He suggests the UK – London in particular – is “by far the most advanced boutique luxury fitness scene” in Europe and sets a trend for the wider continent.
“It’s so close to American major cities, New York and LA specifically. They would be the two hot spots and give direction to where fitness is going and where emerging markets need to take it,” he says.
Price explains that the US has evolved into a market that provides more experiential, specialised offerings similar to Perpetua in Dublin, which promises highly intense workouts enhanced with ancillaries such as special lighting.
“We want to become (clients’) fitness manager. Everyone’s got a bank manager – fitness should be managed,” he says.
“It’s not enough to offer a space with gym equipment and changing rooms. You have to make this the best hour of (the customer’s) day.”
Price is highly critical of what he sees as a homogeneous offering from large, low-frills gym operators.
“It has worked really well. Those guys have made a lot of money. But that stuff doesn’t inspire me,” he says.
“We try and create these enriched environments. You take other industries, which in our case is nightclubs. What people love about them is sound, light. That enhances the evening; it gives people a kick.
“You try and plug your fitness formula into that. Now you’ve got a lot of stimuli. People are not getting that from a budget gym … Like any industry, it has to evolve,” he adds.
Ben Dunne says he doesn’t feel threatened by the arrival of boutiques.
“I spent most of my life in the retail business. My father started off as a discounter and nobody took much notice of him and he built it into a huge organisation,” he says.
“Penneys are doing really well compared to the rest of the retailers. What’s it done on? It appears to be the right product at very competitive prices. Lidl and Aldi are doing extremely well. What’s that done on? The right product at very competitive prices.
“We’re only a small fry – we only have 10 gyms – but we’re doing extremely well. What’s that based on? Quality and price. They’re the common denominator across the board.”
As the boutique and budget gyms carve out their own niches, middle-tier players like Gym Plus – which provides both fitness and swimming facilities – are looking to appeal to families and a more mature market.
Operating across eight locations, Gym Plus has undergone significant chances over the years.
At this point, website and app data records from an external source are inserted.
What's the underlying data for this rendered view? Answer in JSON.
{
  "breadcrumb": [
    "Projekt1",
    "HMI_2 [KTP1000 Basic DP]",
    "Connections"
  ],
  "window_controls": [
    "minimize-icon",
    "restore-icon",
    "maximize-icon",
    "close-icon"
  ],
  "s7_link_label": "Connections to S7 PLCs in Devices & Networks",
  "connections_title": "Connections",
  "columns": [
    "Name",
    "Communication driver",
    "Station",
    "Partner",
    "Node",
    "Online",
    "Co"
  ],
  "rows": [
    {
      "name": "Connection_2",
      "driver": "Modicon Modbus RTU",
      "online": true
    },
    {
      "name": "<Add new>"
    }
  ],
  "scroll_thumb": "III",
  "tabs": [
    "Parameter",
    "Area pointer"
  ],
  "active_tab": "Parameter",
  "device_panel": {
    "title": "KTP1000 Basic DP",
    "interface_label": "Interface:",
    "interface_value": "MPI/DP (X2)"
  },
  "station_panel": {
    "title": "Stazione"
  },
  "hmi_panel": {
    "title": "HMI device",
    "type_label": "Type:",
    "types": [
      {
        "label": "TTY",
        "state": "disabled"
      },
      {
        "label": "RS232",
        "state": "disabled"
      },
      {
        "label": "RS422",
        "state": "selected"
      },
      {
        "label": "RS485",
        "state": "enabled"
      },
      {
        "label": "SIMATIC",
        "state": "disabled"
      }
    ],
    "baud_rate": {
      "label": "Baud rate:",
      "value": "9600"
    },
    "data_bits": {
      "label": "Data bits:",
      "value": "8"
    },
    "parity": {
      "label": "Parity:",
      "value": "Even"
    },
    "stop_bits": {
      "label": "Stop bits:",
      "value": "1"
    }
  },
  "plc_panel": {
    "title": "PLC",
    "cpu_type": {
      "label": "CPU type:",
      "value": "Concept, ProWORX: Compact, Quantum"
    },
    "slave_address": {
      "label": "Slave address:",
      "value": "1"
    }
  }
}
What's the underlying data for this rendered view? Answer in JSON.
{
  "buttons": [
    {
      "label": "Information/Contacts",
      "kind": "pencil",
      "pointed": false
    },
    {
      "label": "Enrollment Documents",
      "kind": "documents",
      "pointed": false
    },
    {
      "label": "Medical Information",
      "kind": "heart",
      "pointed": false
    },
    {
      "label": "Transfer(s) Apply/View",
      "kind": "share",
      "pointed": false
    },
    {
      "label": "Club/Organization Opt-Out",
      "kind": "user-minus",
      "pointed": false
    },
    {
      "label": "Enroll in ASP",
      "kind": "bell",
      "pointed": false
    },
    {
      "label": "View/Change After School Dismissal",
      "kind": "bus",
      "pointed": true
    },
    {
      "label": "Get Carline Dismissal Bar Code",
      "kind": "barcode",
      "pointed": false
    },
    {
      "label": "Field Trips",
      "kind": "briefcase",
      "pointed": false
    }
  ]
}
It was formerly Jackie Skelly Fitness, exited the UK-controlled Énergie Fitness franchise last year, and has twice survived examinership.
Chairman Dirk van der Flier, who took control of the business with Geoff Scargill in 2015, is chasing consumers who are willing to pay a bit more for memberships but don’t want to fork out the big bucks charged by upper-end gyms.
“I came from the hotel business where it’s just totally about people. It’s all about wowing the people,” he says.
“I bring that to the gym business in the context of, the only way I can justify someone paying more than they’d pay in a budget gym is if I give a better service. I have personal trainers on the floor … The personal touch is how we’re trying to differentiate ourselves.”
Van der Flier, a former rugby player, takes inspiration from the camaraderie he felt during his sporting career.
“When I retired, I missed the training bit. I missed the community of guys I used to train with. There’s a sort of community bit that you bring to that that a gym offers,” he says.
“If you look at the trends in Europe, they talk about tribes and they talk about community. Similar to working out for your GAA match and facing the enemy at the weekend as a group together, we’ve tried to create that in the various bits of our gyms.”